BF: What was your athletic background like growing up?
TV: I don’t remember a time where sport was never a huge part of my life. I think my parents threw me into a pool at the age of three and told me to swim fast. Yes, that’s exactly how it went. Is that child abuse? From there, I wanted to be good-no-better at every sport my brothers played and then some. At the age of 5 onwards my day went something like this: swimming, school (some made up sport during lunch), then usually three of the following sports practices back to back; diving, hockey, swimming, squash, ballet, horse riding… anyway, you get the picture. I was 5.
BF: I imagine that you grew up in some part of Russia being groomed as an Olympic hopeful for the good of the country. You fake the Kiwi accent well though.
TV: Ha-ha, sounds like it doesn’t it! Is South Africa part of Russia? Believe it or not it was my choice to be playing that many sports.

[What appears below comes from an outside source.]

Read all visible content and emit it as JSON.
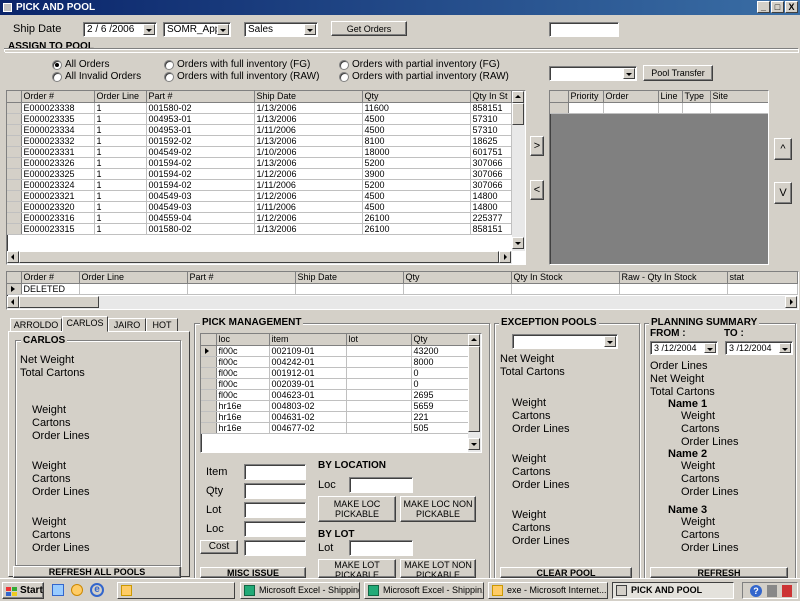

I think my current athletic lifestyle is a result of my past and that I am always happier when I am healthy and active. I am totally in love with the fact that I own a business which allows me to express my passion for sport and fitness and I get to share that passion with others. That is the cherry!
Being active is part of human nature and everyone has the potential to enjoy it and make it part of their lifestyle, they just don’t know it yet! Find something you are passionate about and focus on enjoyment first, that is success - results will follow.
BF: There aren't many physical cultures around anywhere but it seems that you and Darren have created one in Auckland. Are you still out playing when you aren't at the gym? Is the surfboard that Chase left at your place during our visit getting some time in the water?
TV: We are doing our best, but we are still fighting the usual crap media hype that surrounds the health and fitness industry. Luckily for us CrossFit speaks for itself and now some of our once sedentary clients are out rock climbing and searching the net for new fun adventure races to enter!
I can’t speak for Darren but I definitely try to get out and about. It is winter here so not much surfing going on but when I am not working on the business I am trying to get into my kayak or head down to the driving range to hit some balls.
To learn more about Taz, Darren and Crossfit NZ, check out www.crossfitnz.typepad.com